1. DO NOT buy toys that you want to play with. Your kids won’t play with them properly and it will piss you off. Mister potatohead’s ears do not belong on the top of his head, but O-E doesn’t understand. Maybe this one is just me. But seriously there are so many toys that he just doesn’t play with the right way!

Just 'cause he was looking too cute while I wrote this.

Just ’cause he was looking too cute while I wrote this.

Growling at Babies!?!

We spent 2 weeks over the holidays with my parents. O-E couldn’t pronounce “GR” noises, so his grandparents were “poppy” and “amma”, which he came up with on his own. Despite his inability to say “GR” when speaking, he has been able to tell you that a bear or tiger growl with a ferocious “GRRRR” since he was just over a year old. On Christmas day, Poppy tried to get him to say “Gravy” at dinner by saying “Grrrr-avy”. O-E picked this up very quickly, complete with a demonic voice that you couldn’t imagine coming out of a 20 month old boy. The only problem was that he thought poppy was saying GRRR-Baby. So, for weeks after, O-E would walk around saying “Grrr-baby” in the most terrifying toddler voice he could manage. Including to his 3 week old baby brother. Not surprising, Wossy is not so sure about his big brother, even to this day!

I can just imagine what he is whispering to Wossy here!

I can just imagine what he is whispering to Wossy here!

* He really does love his brother, and just wants to hug and kiss him, though you can’t tell by his vocalizations! Or the mildly possessed look in his eyes in this picture.

Injured Moustaches

IMG_8043

Not actually today’s runny nose, but you get the idea!
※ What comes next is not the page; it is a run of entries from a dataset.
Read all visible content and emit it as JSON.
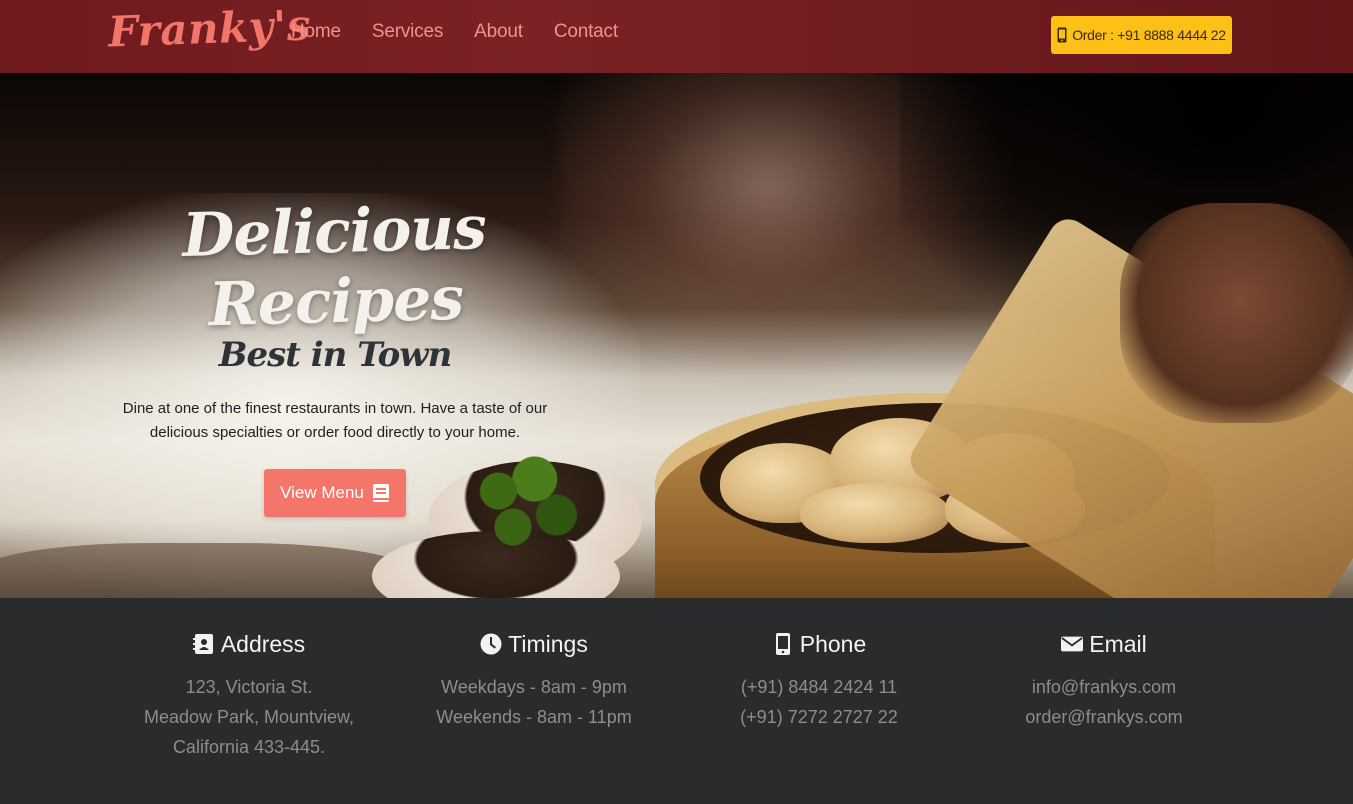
{
  "brand": {
    "logo_text": "Franky's"
  },
  "nav": {
    "links": [
      "Home",
      "Services",
      "About",
      "Contact"
    ],
    "order_label": "Order : +91 8888 4444 22"
  },
  "hero": {
    "title": "Delicious Recipes",
    "subtitle": "Best in Town",
    "description_line1": "Dine at one of the finest restaurants in town. Have a taste of our",
    "description_line2": "delicious specialties or order food directly to your home.",
    "cta_label": "View Menu",
    "cta_icon": "book-icon"
  },
  "info": [
    {
      "icon": "address-book-icon",
      "title": "Address",
      "lines": [
        "123, Victoria St.",
        "Meadow Park, Mountview,",
        "California 433-445."
      ]
    },
    {
      "icon": "clock-icon",
      "title": "Timings",
      "lines": [
        "Weekdays - 8am - 9pm",
        "Weekends - 8am - 11pm"
      ]
    },
    {
      "icon": "mobile-phone-icon",
      "title": "Phone",
      "lines": [
        "(+91) 8484 2424 11",
        "(+91) 7272 2727 22"
      ]
    },
    {
      "icon": "envelope-icon",
      "title": "Email",
      "lines": [
        "info@frankys.com",
        "order@frankys.com"
      ]
    }
  ],
  "colors": {
    "navbar": "#721e22",
    "accent_coral": "#f4766b",
    "order_button": "#fdc017",
    "footer_bg": "#2a2b2c"
  }
}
O-E is 21 months old and has an average vocabulary for his age. Which is to say, he understands a ton, says a lot and has horrible pronunciation. He knows what a moustache is; he points them out on hipsters and old men. However, he thinks “moustache” also refers to all upper lips, therefore mommy, grandma and even O-E have moustaches. Today he was playing and hurt his “moustache”, so of course he sought out mommy for a kiss to make it better. The problem is he has a horrible cold, and his nose has been replaced with a faucet that produces a constant stream of green slime. How do you handle your adorable toddler running up to you saying “Moustache hurted, mommy kiss!” expecting you to make it all better? Do you kiss the slime? Kleenexed or not, there is no end to the slime! Do I try to rationalize with my toddler; “Look dude, I love you and all but your nose is snotty and gross?” Do I just ride out the fuss and hope it passes?
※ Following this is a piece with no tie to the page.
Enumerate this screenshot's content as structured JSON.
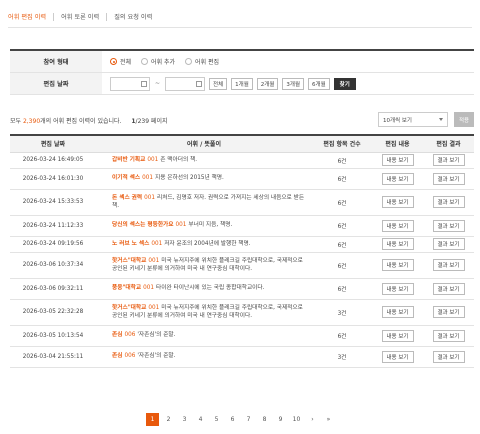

Today’s method: A quick kiss on the forehand, and soft finger touch to the “hurted” area, and before he realizes he has been tricked, the number one, all time, best parenting tool ever: distraction! “Hey O-E, is that Elmo on the floor?” Worked this time! I’ll have to think about how to handle it next time, when I might not be so lucky.